Task statement: In the data, extract each line that holds the string "below".

⟨

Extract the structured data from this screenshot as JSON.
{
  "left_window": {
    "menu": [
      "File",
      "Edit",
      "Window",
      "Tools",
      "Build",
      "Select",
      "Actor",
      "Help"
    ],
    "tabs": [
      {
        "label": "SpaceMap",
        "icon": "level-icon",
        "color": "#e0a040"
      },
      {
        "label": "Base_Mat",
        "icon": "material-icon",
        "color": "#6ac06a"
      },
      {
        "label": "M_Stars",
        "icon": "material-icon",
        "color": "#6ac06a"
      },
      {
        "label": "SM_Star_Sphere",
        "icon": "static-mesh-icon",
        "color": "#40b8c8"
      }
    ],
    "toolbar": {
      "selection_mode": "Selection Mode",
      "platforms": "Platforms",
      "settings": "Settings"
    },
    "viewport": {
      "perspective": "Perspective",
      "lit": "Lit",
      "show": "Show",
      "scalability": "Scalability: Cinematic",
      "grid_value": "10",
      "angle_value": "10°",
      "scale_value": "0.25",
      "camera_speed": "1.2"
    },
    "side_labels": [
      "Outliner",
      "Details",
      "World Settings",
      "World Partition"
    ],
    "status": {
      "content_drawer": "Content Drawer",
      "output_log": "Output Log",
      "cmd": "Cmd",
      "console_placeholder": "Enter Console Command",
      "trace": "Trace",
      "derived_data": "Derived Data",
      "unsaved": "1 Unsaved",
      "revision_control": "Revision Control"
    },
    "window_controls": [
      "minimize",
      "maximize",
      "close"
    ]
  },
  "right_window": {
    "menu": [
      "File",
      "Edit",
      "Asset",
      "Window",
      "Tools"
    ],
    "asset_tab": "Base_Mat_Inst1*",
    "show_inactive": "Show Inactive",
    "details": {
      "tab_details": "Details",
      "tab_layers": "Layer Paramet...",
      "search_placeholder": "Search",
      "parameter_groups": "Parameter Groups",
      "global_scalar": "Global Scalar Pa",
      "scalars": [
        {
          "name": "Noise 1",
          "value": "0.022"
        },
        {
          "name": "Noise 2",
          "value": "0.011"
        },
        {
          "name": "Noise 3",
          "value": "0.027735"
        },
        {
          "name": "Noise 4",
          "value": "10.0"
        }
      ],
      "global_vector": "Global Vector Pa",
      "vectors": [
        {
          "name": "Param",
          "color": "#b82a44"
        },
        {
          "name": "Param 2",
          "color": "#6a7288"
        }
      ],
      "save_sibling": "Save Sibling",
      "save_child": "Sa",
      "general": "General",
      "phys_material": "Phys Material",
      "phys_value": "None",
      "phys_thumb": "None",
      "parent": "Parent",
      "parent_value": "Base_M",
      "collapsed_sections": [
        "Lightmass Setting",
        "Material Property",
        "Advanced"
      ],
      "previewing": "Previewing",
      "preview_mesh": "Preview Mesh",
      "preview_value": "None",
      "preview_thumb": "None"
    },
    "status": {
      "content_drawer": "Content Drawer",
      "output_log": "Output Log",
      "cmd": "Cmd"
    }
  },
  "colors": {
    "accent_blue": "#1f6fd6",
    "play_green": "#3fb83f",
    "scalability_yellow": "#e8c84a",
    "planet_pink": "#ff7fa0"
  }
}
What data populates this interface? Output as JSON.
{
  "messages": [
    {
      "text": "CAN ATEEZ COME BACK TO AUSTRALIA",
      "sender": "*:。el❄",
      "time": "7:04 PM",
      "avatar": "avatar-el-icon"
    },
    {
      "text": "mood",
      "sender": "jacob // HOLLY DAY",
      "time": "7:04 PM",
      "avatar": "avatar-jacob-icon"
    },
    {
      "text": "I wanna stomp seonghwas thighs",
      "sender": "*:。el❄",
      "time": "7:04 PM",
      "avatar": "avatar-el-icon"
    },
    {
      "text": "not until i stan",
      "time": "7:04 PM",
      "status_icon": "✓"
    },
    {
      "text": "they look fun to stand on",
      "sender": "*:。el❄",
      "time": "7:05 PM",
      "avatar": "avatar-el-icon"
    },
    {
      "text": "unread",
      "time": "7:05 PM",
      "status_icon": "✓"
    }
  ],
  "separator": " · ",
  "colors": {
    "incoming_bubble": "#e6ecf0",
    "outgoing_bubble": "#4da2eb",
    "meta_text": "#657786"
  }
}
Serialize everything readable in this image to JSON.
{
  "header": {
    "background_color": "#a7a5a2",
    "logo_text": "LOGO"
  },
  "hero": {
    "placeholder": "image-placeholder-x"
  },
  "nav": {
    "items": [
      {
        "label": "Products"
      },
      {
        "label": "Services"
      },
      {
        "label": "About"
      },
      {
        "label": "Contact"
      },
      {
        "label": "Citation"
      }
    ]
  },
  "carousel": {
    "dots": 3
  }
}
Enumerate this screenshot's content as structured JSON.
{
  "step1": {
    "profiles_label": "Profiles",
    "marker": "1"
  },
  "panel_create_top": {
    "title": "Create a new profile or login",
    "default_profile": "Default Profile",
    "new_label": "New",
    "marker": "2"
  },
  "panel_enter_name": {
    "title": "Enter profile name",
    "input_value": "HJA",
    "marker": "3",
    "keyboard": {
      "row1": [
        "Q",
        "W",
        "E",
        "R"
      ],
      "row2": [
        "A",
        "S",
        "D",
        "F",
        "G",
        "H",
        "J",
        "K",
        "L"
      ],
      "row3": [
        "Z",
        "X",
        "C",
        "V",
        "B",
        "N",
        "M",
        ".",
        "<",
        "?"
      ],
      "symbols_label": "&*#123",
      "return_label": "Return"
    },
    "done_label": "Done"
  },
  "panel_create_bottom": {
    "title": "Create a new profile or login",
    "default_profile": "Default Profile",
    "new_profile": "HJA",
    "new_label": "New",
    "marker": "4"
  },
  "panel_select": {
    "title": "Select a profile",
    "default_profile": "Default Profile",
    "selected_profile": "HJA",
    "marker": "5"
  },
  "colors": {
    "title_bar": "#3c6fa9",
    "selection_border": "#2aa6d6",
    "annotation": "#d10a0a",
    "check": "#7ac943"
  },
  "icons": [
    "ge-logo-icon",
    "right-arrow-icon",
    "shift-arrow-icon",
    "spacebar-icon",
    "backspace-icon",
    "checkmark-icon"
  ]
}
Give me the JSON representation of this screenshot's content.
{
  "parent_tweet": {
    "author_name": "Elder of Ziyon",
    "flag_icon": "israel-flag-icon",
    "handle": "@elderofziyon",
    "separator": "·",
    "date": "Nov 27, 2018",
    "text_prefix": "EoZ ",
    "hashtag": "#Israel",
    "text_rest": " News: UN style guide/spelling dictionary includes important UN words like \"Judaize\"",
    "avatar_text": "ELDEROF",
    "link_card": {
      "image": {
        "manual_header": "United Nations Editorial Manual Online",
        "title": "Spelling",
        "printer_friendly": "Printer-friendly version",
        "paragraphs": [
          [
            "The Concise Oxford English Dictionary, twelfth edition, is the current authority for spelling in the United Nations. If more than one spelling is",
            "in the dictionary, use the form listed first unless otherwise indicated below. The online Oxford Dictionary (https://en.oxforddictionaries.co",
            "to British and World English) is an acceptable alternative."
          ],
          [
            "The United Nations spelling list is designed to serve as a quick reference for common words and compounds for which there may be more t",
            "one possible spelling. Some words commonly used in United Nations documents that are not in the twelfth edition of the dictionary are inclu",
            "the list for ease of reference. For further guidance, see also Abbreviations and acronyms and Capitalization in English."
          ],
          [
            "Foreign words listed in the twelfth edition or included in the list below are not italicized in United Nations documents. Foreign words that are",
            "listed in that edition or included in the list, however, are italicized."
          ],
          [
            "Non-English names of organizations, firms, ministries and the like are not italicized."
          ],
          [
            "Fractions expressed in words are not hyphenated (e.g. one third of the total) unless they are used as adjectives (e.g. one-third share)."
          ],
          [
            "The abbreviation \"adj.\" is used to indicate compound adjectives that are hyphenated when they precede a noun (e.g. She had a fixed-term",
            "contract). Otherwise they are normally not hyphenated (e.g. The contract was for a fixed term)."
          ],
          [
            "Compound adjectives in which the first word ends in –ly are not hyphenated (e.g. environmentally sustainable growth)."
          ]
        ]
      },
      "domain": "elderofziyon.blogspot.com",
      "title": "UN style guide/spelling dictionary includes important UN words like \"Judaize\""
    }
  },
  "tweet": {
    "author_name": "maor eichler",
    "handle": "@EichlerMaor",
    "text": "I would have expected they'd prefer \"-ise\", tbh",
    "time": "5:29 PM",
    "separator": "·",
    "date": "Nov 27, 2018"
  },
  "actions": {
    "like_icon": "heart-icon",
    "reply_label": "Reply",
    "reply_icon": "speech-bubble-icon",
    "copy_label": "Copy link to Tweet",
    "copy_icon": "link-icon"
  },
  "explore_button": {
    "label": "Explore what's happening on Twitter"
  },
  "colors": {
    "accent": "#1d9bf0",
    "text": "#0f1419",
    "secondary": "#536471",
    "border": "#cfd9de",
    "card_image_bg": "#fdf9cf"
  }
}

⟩

Exercise solution:
            "in the dictionary, use the form listed first unless otherwise indicated below. The online Oxford Dictionary (https://en.oxforddictionaries.co",
            "Foreign words listed in the twelfth edition or included in the list below are not italicized in United Nations documents. Foreign words that are",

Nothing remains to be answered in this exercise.